### Interface dataset entries
:::
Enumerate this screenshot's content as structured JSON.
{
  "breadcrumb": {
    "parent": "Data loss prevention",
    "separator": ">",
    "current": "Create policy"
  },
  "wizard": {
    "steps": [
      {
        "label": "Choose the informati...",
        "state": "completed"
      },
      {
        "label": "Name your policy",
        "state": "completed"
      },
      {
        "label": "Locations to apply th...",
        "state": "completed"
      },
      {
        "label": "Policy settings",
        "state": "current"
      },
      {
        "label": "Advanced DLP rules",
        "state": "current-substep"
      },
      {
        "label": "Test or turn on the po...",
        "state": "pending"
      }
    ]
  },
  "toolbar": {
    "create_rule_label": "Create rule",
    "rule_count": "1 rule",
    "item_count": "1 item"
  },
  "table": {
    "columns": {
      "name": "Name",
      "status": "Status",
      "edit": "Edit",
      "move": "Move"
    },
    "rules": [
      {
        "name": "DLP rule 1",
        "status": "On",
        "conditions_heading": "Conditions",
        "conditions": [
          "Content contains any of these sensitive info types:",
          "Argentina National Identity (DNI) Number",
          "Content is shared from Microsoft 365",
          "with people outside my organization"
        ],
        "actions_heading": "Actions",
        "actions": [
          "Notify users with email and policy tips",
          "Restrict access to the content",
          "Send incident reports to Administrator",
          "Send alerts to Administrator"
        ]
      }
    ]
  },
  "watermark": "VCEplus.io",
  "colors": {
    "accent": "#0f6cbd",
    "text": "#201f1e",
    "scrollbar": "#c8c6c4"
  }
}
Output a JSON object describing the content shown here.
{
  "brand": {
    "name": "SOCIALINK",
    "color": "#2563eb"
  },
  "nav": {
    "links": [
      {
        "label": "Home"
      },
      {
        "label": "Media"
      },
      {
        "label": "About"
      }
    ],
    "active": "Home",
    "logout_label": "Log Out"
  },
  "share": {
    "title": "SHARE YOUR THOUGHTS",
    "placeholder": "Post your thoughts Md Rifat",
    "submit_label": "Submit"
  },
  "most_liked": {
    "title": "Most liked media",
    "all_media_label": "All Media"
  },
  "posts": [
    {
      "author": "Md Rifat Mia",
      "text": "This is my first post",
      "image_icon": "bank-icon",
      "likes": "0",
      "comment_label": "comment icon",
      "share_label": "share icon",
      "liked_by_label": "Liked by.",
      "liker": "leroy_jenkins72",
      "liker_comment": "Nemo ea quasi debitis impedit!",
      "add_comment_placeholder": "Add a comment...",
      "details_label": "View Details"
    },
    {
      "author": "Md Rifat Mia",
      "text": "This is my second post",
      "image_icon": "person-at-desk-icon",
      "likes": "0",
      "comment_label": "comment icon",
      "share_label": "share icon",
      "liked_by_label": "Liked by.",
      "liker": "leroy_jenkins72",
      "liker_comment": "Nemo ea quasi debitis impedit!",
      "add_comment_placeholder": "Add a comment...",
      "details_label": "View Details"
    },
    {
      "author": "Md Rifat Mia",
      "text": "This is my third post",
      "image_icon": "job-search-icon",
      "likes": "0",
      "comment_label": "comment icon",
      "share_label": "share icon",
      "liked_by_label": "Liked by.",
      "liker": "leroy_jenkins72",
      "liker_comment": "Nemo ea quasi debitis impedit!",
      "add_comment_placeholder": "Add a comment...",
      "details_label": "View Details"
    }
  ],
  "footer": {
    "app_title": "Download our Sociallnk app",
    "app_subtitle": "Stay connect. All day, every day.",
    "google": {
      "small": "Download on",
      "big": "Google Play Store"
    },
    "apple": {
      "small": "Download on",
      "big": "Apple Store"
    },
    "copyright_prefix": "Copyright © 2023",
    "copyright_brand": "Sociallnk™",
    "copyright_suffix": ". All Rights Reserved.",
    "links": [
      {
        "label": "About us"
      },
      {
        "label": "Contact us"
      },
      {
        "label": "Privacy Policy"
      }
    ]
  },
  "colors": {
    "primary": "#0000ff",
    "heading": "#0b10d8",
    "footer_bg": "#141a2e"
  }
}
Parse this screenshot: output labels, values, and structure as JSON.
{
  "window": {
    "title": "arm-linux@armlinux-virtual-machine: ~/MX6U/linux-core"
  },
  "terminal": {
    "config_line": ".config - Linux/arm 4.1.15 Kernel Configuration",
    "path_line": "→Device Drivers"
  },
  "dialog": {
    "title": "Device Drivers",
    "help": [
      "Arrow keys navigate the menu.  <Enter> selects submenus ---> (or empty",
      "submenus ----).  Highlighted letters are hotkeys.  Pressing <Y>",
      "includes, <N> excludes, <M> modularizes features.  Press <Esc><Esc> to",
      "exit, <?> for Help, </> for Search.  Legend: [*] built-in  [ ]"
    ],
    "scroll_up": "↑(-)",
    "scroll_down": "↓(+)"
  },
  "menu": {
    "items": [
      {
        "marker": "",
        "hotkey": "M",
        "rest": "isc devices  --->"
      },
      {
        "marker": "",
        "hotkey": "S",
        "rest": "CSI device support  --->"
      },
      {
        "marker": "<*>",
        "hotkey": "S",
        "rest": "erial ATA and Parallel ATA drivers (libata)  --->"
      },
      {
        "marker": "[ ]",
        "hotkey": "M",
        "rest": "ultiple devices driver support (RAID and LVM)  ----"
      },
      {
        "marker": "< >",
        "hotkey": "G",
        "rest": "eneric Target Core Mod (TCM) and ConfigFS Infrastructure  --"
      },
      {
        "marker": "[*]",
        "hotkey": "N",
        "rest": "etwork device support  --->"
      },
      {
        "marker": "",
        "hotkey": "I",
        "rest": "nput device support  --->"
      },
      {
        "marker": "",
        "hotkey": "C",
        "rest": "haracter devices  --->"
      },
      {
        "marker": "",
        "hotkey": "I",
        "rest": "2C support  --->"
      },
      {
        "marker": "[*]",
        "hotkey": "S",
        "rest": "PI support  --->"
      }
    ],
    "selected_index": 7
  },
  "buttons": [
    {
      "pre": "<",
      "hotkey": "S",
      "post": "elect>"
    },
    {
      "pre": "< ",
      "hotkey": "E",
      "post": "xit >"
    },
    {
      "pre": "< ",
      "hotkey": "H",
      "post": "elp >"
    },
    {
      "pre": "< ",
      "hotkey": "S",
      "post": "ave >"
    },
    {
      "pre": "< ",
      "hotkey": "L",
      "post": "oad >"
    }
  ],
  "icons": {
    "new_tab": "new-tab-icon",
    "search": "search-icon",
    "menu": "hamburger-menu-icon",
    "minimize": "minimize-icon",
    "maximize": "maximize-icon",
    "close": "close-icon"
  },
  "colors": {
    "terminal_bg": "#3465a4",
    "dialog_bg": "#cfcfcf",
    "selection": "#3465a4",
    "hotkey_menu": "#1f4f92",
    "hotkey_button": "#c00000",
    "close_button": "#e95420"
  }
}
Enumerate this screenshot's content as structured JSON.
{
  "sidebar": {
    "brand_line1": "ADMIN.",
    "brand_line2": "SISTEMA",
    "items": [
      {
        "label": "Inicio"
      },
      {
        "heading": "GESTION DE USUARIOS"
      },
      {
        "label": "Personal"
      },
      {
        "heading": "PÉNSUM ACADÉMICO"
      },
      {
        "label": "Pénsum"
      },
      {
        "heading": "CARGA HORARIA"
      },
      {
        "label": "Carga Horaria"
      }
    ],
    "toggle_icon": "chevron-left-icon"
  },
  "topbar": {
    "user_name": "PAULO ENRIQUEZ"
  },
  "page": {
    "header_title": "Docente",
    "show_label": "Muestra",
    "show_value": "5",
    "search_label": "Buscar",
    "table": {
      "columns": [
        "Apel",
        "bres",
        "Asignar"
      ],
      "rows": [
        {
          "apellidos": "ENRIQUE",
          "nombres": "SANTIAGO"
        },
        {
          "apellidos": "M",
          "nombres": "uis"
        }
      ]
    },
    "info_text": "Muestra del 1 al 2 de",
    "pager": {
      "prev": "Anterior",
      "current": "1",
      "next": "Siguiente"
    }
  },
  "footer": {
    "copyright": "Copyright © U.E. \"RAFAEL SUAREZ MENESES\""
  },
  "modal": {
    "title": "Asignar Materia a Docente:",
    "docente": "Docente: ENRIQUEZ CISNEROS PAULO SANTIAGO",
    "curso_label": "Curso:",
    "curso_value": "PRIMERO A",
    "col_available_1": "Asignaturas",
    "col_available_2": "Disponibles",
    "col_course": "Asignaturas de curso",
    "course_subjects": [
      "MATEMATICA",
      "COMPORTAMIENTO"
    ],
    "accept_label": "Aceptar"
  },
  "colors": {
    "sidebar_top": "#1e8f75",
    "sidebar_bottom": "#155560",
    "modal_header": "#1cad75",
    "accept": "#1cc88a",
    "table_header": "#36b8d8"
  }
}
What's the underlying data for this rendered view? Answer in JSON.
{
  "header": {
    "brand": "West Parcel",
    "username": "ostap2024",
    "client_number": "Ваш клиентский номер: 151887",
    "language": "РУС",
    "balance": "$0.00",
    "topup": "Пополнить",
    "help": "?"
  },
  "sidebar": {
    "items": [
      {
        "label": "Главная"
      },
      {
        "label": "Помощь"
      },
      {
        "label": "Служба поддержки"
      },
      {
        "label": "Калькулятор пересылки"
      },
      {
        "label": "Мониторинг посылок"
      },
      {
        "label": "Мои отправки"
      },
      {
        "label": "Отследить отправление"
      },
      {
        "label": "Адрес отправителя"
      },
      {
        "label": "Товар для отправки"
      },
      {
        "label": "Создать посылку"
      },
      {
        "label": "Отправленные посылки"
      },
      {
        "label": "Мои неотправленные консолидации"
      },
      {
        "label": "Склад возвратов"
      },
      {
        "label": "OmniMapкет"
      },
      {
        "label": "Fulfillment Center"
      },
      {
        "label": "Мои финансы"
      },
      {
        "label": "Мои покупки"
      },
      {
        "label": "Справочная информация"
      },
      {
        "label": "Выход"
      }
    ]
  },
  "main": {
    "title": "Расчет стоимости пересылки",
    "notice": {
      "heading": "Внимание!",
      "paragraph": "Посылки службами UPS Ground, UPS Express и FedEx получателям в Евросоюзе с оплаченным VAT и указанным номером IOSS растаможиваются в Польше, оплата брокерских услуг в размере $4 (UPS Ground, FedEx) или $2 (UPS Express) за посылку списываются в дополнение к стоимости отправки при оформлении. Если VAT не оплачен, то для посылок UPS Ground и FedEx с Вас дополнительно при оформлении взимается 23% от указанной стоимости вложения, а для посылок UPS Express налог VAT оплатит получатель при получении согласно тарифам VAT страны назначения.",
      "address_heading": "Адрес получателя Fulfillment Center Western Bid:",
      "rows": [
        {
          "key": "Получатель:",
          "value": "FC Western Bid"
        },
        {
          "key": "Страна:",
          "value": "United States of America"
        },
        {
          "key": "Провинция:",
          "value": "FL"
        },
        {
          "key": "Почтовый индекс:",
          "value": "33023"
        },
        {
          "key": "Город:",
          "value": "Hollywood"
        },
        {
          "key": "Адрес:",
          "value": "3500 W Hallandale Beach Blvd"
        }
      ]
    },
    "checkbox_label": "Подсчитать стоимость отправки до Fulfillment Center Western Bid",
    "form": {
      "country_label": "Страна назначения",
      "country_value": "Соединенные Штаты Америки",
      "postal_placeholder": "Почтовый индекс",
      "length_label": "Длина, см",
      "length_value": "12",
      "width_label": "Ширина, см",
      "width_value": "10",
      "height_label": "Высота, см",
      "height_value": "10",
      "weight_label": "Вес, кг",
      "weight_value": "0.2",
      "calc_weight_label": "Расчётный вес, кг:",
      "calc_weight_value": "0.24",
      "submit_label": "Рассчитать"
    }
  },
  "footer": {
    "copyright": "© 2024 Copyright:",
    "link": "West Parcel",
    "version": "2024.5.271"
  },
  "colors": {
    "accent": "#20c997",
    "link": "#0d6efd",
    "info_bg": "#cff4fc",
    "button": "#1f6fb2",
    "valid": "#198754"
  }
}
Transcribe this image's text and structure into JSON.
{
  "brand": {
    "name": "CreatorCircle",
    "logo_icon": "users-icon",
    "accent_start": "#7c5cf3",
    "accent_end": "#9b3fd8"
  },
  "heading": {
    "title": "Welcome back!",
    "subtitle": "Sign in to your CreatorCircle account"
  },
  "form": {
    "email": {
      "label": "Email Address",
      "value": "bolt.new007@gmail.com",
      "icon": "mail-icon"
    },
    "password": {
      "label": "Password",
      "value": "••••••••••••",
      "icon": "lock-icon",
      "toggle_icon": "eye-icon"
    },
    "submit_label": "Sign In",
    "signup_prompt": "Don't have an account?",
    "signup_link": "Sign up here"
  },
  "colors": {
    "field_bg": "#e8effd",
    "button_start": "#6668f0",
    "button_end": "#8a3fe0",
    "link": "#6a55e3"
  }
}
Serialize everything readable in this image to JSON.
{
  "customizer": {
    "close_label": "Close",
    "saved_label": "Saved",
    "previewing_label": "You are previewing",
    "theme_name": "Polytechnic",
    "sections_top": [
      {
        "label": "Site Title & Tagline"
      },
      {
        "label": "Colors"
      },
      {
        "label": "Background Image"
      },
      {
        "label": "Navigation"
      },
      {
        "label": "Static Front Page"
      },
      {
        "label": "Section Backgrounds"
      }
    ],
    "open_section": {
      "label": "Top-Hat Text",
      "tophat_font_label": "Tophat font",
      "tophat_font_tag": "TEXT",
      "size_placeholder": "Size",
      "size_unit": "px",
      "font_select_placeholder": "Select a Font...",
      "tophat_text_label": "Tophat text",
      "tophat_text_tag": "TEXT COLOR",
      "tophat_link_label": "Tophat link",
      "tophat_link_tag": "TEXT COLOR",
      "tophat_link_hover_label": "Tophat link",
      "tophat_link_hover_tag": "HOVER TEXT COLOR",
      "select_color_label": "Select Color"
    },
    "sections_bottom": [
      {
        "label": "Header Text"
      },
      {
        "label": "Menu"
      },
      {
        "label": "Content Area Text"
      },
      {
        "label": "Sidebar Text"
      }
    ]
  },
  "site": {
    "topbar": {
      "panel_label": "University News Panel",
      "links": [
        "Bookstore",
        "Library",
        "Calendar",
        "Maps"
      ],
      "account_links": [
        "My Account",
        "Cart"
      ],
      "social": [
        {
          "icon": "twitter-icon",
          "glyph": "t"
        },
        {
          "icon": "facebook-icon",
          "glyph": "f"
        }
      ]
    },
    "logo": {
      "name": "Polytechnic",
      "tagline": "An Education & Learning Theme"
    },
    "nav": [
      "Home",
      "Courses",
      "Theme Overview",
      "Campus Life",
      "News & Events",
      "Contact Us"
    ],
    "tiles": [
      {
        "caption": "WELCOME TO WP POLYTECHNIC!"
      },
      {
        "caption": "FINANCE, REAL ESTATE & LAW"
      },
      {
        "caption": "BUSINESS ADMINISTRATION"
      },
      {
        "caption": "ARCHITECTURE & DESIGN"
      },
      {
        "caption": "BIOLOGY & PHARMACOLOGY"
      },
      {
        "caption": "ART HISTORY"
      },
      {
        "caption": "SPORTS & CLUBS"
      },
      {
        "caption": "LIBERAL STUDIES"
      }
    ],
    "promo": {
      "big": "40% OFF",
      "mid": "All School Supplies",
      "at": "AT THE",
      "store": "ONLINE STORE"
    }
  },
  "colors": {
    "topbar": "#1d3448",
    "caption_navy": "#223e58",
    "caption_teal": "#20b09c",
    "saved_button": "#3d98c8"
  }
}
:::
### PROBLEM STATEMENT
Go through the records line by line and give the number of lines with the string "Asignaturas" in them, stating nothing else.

### RESPONSE BOX
2